Open this publication in new window or tab >>Lake Dissolved Organic Matter Quantity and Quality: Variability across Temporal and Spatial Scales
2015 (English)Doctoral thesis, comprehensive summary (Other academic)
Abstract [en]

Surface waters receive large amounts of dissolved organic matter (DOM) via runoff from land. The DOM is rich in organic carbon that serves as an energy source for the aquatic biota. During uptake of this energy, aquatic organisms mineralize organic carbon. The resulting inorganic carbon is partially released to the atmosphere as carbon dioxide and methane that are greenhouse gases, and which are of concern for the ongoing global warming. The rate at which organic carbon is mineralized depends strongly on DOM quantity and quality that vary with respect to both time and space. In this thesis, DOM quantity and quality were addressed using spectroscopic methods that build on the absorptive and fluorescent properties of chromophoric DOM (CDOM). New techniques to measure CDOM absorption and fluorescence were applied and further developed that allowed us to present novel CDOM variability patterns. Addressing the lake-rich Scandinavian landscape, strong focus was placed on water retention by lakes that tightly links to lake DOM quantity and quality.

An analysis of 24,742 lakes from seven large Swedish river systems indicated that the majority of lakes in Sweden exchange their water within one year. From headwaters to the Sea, summed lake volumes in the catchments of lakes were found to increase at rates comparable to discharge, which indicated effective water renewal along flow. A strong relationship between lake water retention and CDOM was apparent and further investigated based on samples from a lake district to a regional scale.

Results from in situ high-frequency monitoring of CDOM absorption in a eutrophic humic lake showed intra-annual variability patterns known from oligotrophic lake systems. The patterns for CDOM absorption contrasted results obtained for synchronously measured partial pressures of carbon dioxide that showed diurnal signals. Measurements of CDOM fluorescence and DOC concentrations indicated lake-internal DOM production. A comparison of these results with results from addressing 560 lakes distributed across Sweden, showed that a well-calibrated CDOM fluorescence measurement captures signals from lake-internal DOM production. I conclude that improved CDOM fluorescence measurements are promising to address lake-internally produced DOM.
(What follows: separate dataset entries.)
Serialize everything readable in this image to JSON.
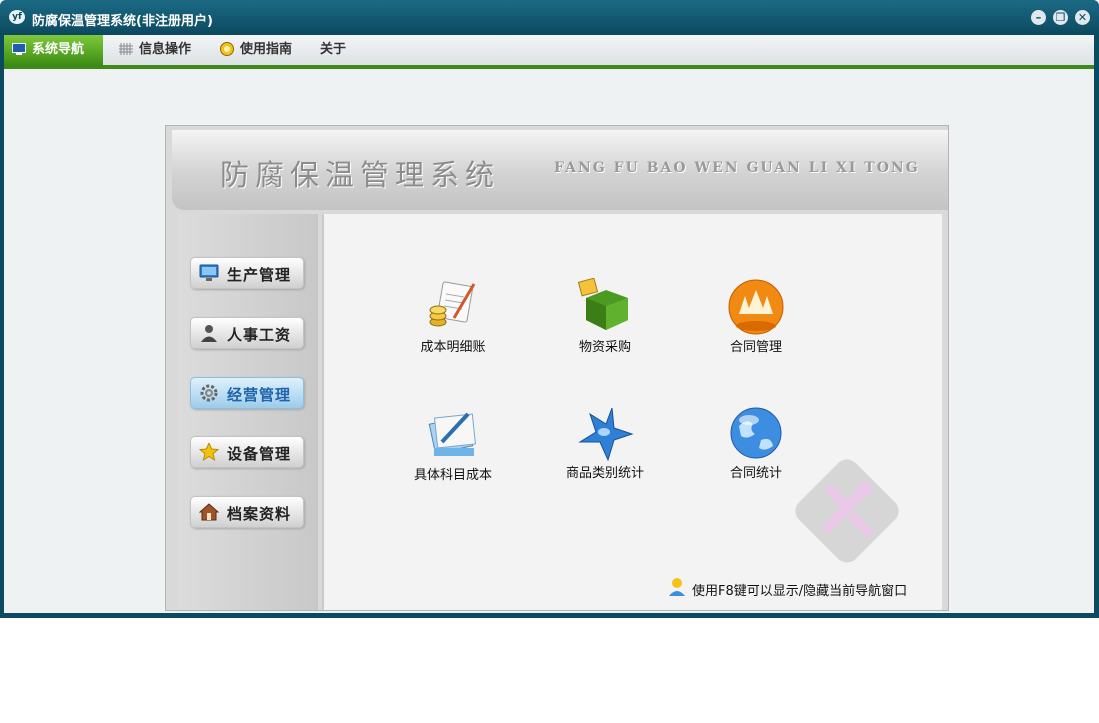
{
  "window": {
    "title": "防腐保温管理系统(非注册用户)",
    "app_icon": "yf-logo-icon"
  },
  "window_controls": {
    "minimize": "minimize-icon",
    "restore": "restore-icon",
    "close": "close-icon"
  },
  "menu": {
    "items": [
      {
        "label": "系统导航",
        "icon": "monitor-icon",
        "active": true
      },
      {
        "label": "信息操作",
        "icon": "grid-icon",
        "active": false
      },
      {
        "label": "使用指南",
        "icon": "help-icon",
        "active": false
      },
      {
        "label": "关于",
        "icon": "",
        "active": false
      }
    ]
  },
  "banner": {
    "title_cn": "防腐保温管理系统",
    "title_en": "FANG FU BAO  WEN GUAN LI XI TONG"
  },
  "sidebar": {
    "items": [
      {
        "label": "生产管理",
        "icon": "monitor-icon",
        "active": false
      },
      {
        "label": "人事工资",
        "icon": "person-icon",
        "active": false
      },
      {
        "label": "经营管理",
        "icon": "gear-icon",
        "active": true
      },
      {
        "label": "设备管理",
        "icon": "star-icon",
        "active": false
      },
      {
        "label": "档案资料",
        "icon": "house-icon",
        "active": false
      }
    ]
  },
  "modules": [
    {
      "label": "成本明细账",
      "icon": "ledger-coins-icon"
    },
    {
      "label": "物资采购",
      "icon": "green-blocks-icon"
    },
    {
      "label": "合同管理",
      "icon": "orange-flame-icon"
    },
    {
      "label": "具体科目成本",
      "icon": "document-pen-icon"
    },
    {
      "label": "商品类别统计",
      "icon": "blue-star-icon"
    },
    {
      "label": "合同统计",
      "icon": "blue-globe-icon"
    }
  ],
  "hint": {
    "text": "使用F8键可以显示/隐藏当前导航窗口",
    "icon": "user-hint-icon"
  },
  "watermark_icon": "tools-watermark-icon",
  "colors": {
    "title_bar": "#0c4a60",
    "menu_active": "#5aaa25",
    "menu_underline": "#3d8a16",
    "sidebar_active": "#b7dcf3"
  }
}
Place, publisher, year, edition, pages
Uppsala: Acta Universitatis Upsaliensis, 2015. 37 p.
Digital Comprehensive Summaries of Uppsala Dissertations from the Faculty of Science and Technology, ISSN 1651-6214 ; 1225
dissolved organic matter, organic carbon, CDOM, lakes
National Category
Environmental Sciences
Research subject
Biology with specialization in Limnology
urn:nbn:se:uu:diva-242335 (URN)978-91-554-9163-5 (ISBN)
Public defence
2015-03-27, Friessalen, Evolutionsbiologiskt Centrum (EBC), Norbyvägen 14, Uppsala, 10:00 (English)
Available from: 2015-03-02 Created: 2015-01-24 Last updated: 2016-05-24Bibliographically approved

Open Access in DiVA
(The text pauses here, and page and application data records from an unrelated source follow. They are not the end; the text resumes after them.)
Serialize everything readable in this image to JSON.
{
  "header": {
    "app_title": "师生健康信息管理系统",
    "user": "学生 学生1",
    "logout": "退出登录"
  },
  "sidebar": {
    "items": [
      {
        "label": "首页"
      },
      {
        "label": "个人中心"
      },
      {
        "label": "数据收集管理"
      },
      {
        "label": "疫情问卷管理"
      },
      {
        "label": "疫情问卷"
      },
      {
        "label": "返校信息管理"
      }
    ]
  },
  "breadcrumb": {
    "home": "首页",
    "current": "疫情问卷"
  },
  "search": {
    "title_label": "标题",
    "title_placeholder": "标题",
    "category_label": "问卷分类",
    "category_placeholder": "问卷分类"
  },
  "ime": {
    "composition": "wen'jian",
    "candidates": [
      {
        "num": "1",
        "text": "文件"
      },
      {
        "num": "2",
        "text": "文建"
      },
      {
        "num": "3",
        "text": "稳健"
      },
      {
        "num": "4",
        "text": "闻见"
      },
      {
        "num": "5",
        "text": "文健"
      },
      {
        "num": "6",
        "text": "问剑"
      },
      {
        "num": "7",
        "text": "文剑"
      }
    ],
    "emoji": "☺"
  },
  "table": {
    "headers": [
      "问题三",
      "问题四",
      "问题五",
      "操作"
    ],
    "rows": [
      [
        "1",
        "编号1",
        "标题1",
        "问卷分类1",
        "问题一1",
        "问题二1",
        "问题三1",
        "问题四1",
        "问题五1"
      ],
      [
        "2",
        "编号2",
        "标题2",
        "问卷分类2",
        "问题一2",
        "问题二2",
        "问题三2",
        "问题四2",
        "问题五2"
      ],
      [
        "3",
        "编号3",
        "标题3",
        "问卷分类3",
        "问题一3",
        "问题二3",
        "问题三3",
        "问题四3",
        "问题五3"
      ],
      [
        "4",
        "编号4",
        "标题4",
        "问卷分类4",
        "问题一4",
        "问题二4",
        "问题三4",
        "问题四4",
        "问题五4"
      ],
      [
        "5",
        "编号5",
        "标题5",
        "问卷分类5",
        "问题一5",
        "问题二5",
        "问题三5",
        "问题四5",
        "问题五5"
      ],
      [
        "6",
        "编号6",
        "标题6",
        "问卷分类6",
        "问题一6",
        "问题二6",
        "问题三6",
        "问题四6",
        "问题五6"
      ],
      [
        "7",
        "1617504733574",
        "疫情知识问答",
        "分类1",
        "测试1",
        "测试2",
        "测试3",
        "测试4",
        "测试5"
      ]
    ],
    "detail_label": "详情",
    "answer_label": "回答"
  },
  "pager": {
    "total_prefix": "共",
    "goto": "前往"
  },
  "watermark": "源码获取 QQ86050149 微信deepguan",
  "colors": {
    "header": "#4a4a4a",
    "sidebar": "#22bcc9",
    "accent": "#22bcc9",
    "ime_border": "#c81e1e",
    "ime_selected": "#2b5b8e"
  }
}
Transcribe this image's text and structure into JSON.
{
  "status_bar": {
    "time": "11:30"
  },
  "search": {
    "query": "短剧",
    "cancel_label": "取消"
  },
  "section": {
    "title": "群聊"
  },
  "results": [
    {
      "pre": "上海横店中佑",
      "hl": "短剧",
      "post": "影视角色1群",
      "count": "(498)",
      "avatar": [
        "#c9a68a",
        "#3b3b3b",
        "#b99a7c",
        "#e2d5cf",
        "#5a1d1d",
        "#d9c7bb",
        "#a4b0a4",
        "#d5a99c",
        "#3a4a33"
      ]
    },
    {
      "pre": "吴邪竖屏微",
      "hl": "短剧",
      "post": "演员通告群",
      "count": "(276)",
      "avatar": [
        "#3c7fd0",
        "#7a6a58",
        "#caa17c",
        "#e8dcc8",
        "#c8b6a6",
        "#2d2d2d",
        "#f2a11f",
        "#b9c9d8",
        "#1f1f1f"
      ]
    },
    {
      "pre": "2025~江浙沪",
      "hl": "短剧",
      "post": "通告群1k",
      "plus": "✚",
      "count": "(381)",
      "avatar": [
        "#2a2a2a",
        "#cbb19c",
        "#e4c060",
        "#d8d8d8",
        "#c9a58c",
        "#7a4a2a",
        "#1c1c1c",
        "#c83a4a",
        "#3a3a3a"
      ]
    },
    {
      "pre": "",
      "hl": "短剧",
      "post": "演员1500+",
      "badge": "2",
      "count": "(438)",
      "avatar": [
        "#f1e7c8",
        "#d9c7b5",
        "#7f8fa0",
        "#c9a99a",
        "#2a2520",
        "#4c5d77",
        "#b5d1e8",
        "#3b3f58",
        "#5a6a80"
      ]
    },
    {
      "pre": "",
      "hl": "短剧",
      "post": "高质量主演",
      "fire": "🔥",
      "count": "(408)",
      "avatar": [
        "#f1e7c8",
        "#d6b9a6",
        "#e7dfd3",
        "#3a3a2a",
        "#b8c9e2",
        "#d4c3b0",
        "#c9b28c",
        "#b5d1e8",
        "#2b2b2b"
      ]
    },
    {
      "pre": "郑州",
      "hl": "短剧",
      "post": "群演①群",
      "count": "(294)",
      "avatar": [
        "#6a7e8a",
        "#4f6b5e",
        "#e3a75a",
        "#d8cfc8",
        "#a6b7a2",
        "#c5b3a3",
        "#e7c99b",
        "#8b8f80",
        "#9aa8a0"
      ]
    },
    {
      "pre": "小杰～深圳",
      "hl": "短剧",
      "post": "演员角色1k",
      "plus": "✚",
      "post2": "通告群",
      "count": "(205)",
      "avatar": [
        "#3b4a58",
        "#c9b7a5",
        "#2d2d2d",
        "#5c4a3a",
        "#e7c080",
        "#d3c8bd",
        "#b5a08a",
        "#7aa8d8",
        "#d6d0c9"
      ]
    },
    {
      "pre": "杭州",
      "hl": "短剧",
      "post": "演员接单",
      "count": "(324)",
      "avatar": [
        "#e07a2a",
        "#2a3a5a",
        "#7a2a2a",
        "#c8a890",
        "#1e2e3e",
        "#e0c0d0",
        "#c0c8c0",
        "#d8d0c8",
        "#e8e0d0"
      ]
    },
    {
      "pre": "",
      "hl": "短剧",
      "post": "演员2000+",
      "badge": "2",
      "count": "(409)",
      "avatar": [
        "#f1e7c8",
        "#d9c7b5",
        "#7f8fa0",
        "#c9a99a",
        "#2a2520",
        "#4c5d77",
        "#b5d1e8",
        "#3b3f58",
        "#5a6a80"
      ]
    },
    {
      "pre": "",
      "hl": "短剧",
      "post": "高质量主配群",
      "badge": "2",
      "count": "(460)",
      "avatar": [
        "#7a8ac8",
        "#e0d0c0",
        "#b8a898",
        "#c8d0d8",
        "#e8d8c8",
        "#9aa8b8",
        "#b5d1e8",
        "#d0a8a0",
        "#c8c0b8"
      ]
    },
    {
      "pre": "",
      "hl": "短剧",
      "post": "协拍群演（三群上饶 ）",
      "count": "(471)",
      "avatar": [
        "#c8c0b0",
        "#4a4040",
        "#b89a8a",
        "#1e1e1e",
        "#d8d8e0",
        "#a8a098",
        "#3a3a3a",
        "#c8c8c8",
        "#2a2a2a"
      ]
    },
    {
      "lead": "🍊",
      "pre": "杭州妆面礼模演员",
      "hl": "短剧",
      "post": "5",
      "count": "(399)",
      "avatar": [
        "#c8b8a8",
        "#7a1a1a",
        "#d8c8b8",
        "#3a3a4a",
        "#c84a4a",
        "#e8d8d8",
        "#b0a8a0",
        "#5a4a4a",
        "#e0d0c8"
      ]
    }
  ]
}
Muller_etal_2013_accepted(968 kB)52 downloads
File information
File name FULLTEXT01.pdfFile size 968 kBChecksum SHA-512
Type fulltextMimetype application/pdf

Other links
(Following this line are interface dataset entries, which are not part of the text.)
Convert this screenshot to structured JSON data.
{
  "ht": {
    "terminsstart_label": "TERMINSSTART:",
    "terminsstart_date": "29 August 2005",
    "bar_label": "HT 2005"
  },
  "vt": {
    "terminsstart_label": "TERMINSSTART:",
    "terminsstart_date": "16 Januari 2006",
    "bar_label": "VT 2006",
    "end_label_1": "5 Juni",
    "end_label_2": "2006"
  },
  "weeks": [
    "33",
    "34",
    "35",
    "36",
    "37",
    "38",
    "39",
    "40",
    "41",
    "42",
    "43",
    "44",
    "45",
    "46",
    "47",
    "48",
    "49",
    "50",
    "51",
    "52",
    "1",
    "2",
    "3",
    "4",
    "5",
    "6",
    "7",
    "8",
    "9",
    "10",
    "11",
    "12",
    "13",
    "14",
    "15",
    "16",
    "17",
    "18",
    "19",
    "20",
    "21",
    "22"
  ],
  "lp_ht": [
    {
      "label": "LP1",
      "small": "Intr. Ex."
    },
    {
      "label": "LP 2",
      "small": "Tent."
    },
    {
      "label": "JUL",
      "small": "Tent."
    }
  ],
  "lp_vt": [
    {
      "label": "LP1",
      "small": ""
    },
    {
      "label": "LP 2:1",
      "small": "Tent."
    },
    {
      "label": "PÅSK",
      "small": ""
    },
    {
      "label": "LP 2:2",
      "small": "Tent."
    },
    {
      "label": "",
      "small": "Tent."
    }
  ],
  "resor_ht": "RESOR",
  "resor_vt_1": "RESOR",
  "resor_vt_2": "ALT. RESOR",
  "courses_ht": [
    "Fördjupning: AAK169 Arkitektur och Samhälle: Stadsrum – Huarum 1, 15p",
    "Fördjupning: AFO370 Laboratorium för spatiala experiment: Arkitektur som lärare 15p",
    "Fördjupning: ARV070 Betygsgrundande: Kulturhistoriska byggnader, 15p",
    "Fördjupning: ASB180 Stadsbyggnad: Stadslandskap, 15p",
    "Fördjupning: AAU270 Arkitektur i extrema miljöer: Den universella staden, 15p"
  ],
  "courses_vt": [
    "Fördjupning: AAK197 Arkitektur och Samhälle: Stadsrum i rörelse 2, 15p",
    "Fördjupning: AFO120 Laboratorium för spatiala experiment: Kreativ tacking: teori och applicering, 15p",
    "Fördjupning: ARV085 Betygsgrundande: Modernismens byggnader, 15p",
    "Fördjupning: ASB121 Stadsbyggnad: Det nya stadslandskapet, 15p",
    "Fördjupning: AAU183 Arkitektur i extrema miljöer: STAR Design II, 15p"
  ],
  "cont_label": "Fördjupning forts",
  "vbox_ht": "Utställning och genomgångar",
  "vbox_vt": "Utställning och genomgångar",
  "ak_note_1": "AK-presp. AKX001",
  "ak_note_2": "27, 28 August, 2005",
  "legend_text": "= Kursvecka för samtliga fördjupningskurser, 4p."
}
Publisher's full text

Search in DiVA

By author/editor
Müller, Roger A.Sobek, SebastianWeyhenmeyer, Gesa A.
By organisation
In the same journal
Aquatic Sciences
Natural Sciences

Search outside of DiVA

GoogleGoogle Scholar
Total: 52 downloads
The number of downloads is the sum of all downloads of full texts. It may include eg previous versions that are now no longer available

Altmetric score

Total: 306 hits
ReferencesLink to record
Permanent link

Direct link